Zappos really does deliver happiness. The shoe and clothing retailer remains customer-centric and treats its employees with the utmost respect. Despite being acquired by Amazon in 2009, the company has been able to keep its corporate culture in tact. Named one of Fortune’s Best 100 Companies To Work For in 2013, the company continues to soar even after being founded in 1999 by Nick Swinmurn.

 

Similar to other corporations we’ve spotlighted (Amazon and Nordstrom, for example) Zappos proves that customer satisfaction begins solely with the appreciation of its employees. It’s something that the Zappos’ corporate culture takes seriously, as evidenced by the strategies they implement to provide a positive work environment.

 

This kind of employee-focus can be felt at every level of the corporation. New hires at Zappos receive five weeks of training in the areas of culture, core values, customer service, and the company warehouse. The focus on culture is integrated into all departments, employee roles, performance reviews, mission, vision and goals at Zappos. CEO Tony Hsieh also views this commitment as a dutiful promise. He understands that his employees need to feel comfortable in order to make the customer service experience with the consumer a pleasant one. Hsieh states:

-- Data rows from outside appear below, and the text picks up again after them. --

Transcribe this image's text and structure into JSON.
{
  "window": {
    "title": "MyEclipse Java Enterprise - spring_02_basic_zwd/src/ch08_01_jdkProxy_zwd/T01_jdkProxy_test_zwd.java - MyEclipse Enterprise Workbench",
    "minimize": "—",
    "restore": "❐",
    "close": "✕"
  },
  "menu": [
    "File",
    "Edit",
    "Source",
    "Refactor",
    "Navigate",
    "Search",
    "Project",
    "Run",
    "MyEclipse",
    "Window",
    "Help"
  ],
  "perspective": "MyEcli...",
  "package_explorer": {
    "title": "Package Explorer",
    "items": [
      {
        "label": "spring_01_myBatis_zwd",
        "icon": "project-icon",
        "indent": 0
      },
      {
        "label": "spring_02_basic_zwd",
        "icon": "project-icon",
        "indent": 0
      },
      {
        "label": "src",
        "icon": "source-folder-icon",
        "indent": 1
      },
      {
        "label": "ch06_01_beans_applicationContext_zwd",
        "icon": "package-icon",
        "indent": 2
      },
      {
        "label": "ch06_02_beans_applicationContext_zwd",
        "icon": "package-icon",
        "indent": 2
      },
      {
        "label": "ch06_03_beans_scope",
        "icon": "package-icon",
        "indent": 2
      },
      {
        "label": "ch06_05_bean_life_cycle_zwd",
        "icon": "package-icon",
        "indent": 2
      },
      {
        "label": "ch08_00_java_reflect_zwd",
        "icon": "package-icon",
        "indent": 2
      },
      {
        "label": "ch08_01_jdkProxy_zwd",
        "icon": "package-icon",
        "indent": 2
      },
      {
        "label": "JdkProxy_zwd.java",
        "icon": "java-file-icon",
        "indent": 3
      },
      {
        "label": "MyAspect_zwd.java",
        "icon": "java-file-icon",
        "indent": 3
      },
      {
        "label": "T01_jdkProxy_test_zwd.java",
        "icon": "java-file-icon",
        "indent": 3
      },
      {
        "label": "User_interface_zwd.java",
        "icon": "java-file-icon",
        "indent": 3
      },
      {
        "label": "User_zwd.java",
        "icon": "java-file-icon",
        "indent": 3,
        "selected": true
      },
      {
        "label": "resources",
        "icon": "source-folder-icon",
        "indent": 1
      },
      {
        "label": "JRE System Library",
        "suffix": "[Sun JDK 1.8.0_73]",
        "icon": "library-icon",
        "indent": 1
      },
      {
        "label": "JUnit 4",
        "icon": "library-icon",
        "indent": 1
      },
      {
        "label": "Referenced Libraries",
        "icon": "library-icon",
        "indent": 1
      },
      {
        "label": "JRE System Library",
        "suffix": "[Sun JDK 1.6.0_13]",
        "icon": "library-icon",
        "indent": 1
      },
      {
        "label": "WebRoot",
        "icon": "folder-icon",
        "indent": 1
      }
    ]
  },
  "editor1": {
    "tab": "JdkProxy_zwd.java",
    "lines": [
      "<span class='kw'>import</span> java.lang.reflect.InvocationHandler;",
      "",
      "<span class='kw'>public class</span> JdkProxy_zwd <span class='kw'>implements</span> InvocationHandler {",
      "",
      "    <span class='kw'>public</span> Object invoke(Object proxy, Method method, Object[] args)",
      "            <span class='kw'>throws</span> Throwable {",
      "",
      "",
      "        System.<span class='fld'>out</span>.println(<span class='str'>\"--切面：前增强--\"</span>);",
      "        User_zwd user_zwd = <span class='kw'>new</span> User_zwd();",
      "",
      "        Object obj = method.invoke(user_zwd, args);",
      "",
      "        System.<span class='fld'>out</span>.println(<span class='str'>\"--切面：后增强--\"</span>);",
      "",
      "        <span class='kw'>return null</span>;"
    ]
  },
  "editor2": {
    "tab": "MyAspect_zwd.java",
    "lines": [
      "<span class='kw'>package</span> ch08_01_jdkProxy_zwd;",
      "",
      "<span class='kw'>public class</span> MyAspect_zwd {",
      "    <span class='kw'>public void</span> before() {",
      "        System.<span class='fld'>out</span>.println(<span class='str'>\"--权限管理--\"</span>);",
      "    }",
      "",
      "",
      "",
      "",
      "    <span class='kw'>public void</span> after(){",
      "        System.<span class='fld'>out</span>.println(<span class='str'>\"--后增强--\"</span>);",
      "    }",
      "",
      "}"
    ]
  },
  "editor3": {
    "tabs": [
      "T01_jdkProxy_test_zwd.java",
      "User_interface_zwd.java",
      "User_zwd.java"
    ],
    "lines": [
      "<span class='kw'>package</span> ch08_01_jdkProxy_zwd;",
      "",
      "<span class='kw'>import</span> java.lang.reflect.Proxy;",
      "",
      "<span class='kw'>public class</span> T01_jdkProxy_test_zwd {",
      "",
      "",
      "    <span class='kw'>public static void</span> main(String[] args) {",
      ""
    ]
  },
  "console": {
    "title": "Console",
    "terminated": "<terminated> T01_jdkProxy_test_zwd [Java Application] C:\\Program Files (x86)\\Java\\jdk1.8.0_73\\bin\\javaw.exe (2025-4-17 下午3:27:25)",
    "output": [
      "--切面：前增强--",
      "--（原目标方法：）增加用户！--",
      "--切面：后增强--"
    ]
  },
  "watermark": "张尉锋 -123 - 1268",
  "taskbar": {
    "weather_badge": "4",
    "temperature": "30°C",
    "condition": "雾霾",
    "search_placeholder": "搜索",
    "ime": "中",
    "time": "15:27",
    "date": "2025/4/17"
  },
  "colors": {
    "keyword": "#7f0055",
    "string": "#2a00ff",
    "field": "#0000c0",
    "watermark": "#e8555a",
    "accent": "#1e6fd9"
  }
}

“More than 95 [percent] of Zappos’ transactions take place over the Web, so each actual phone call is a special opportunity. ‘They may only call once in their life, but that is our chance to wow them.”

 

Hsieh felt this way even after being acquired by Amazon. He speaks more about this passion for excellent customer service and employer culture in the 2013 autobiography, “Delivering Happiness: A Path To Profits, Passion, and Purpose.” Hsieh proves that a strong foundation forms when a leader values its followers. The same message can be applied in any workplace. It’s the way Zappos operates and customers sing their praises for it. Their team inspires other young entrepreneurs to act with humility rather than force and to forever remember to treat everyone with respect. That’s a business mentality we can all appreciate.

 

What do you think of Zappos’ employee-centric business model? Share your thoughts in the comments or tweet me @Kelseymbro